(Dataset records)
******

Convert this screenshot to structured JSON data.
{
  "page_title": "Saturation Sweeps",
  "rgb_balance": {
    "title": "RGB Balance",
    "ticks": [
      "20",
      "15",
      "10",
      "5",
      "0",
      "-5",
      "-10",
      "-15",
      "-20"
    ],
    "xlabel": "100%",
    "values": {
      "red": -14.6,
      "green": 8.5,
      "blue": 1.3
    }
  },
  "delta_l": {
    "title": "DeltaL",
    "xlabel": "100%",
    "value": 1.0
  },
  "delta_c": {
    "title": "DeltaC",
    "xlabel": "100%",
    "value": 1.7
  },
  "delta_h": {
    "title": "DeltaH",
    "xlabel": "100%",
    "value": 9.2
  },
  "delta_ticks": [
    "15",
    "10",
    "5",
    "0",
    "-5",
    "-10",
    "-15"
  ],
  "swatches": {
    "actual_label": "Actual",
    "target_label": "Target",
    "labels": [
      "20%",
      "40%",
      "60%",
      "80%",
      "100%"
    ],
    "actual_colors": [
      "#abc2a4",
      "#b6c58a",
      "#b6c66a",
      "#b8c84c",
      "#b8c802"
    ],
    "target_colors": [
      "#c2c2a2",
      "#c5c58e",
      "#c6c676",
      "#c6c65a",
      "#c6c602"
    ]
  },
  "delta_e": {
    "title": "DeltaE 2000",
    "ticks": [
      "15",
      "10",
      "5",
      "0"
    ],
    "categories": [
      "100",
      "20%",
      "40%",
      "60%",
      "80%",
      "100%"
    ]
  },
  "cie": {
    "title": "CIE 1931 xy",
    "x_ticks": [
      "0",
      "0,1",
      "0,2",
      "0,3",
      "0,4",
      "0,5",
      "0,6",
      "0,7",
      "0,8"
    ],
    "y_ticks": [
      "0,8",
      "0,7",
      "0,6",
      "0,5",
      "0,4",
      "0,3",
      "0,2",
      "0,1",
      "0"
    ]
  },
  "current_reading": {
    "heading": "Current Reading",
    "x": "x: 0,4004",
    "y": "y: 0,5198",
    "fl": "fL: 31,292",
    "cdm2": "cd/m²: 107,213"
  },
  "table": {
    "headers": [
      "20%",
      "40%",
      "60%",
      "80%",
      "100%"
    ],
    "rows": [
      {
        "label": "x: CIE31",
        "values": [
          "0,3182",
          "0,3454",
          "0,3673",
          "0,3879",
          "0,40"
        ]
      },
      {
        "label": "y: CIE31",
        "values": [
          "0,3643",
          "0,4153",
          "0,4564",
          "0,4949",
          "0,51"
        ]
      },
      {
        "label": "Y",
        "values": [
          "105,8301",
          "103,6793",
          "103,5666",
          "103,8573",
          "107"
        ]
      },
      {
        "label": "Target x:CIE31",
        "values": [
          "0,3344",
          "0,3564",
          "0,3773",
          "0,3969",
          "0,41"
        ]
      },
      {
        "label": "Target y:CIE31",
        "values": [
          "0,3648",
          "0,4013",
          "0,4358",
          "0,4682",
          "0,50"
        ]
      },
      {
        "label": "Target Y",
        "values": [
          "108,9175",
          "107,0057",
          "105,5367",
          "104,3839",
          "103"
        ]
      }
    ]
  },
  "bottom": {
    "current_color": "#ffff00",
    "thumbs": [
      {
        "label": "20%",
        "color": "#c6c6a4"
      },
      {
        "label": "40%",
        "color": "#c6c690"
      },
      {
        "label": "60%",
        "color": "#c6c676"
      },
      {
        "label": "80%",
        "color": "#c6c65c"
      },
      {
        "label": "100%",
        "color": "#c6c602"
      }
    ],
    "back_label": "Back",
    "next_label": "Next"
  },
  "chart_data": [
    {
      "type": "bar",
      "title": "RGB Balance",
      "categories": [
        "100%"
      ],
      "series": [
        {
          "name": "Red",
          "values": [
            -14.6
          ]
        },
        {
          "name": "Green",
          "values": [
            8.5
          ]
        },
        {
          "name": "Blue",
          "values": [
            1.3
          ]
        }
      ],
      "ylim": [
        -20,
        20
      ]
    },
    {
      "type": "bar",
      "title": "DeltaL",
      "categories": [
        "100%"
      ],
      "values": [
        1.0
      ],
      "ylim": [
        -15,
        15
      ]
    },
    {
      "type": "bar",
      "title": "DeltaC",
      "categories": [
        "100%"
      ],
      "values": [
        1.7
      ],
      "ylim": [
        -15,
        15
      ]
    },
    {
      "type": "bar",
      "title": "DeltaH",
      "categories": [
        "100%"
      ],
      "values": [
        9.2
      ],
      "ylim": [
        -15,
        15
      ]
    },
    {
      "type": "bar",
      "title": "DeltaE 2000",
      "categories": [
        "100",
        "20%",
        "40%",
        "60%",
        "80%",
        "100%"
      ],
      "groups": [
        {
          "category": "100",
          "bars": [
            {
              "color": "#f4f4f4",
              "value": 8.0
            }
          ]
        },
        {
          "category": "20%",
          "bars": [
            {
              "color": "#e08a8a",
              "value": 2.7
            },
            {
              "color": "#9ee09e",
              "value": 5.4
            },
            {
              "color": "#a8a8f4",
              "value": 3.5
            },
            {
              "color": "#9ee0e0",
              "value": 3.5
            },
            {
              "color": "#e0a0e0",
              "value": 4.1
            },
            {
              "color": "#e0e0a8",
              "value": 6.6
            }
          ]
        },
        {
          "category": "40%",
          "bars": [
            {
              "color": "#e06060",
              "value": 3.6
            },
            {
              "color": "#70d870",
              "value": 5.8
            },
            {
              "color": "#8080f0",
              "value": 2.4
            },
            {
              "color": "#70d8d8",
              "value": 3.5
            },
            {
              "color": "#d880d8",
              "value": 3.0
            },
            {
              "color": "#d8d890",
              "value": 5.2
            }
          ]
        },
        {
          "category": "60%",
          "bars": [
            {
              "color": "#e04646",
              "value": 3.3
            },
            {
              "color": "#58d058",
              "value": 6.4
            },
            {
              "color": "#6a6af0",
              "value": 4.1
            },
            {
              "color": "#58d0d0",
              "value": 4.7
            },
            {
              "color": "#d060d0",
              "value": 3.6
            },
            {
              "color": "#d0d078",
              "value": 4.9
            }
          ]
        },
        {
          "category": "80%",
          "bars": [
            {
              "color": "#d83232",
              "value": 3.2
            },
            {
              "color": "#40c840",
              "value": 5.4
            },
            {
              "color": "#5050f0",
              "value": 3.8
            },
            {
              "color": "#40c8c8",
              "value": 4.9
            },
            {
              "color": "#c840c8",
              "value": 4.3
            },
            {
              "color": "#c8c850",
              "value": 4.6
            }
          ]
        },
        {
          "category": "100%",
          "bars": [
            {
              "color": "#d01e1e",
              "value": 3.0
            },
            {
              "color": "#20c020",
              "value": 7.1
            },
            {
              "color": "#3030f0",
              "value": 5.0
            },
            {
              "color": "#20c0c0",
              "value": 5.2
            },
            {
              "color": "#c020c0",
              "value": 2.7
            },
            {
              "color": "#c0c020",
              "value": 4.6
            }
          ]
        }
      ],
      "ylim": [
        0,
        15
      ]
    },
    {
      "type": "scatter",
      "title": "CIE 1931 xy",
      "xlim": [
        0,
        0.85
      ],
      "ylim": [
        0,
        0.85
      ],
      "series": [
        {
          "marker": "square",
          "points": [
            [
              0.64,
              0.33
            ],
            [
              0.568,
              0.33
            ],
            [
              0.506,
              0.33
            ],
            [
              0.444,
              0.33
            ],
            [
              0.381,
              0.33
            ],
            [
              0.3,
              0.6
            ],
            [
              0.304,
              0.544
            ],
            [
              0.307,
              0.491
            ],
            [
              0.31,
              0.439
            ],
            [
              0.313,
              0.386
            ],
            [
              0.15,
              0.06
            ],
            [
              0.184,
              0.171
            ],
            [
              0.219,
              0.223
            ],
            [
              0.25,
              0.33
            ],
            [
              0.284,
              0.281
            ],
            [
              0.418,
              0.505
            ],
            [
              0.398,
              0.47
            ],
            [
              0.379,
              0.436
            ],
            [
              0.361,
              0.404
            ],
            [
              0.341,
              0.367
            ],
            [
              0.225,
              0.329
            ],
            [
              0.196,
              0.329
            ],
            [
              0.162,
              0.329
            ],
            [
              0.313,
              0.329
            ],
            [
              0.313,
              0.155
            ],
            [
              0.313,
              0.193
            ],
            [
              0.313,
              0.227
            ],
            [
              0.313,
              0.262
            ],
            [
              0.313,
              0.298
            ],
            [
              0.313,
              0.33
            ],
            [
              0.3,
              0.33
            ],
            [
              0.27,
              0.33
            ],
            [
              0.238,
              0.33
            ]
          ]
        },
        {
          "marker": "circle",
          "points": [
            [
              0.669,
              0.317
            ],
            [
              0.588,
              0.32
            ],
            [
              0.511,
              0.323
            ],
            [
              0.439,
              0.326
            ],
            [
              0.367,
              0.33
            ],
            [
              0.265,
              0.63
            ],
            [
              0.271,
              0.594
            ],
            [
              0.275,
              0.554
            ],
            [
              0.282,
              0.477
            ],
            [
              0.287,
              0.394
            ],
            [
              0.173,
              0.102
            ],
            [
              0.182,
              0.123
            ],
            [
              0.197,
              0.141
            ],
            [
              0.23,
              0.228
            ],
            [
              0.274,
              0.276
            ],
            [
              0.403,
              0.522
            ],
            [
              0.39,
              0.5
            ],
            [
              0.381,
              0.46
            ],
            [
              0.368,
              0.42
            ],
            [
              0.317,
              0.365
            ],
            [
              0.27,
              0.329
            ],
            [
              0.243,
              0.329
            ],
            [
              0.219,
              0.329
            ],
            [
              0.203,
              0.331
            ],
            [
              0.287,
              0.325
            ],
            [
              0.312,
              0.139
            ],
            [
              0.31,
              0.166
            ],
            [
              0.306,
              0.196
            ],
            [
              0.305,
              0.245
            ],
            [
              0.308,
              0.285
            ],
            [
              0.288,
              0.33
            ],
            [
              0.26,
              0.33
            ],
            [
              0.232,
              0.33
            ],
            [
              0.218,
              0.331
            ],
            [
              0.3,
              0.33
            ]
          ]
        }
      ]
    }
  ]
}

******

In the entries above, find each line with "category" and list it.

          "category": "100",
          "category": "20%",
          "category": "40%",
          "category": "60%",
          "category": "80%",
          "category": "100%",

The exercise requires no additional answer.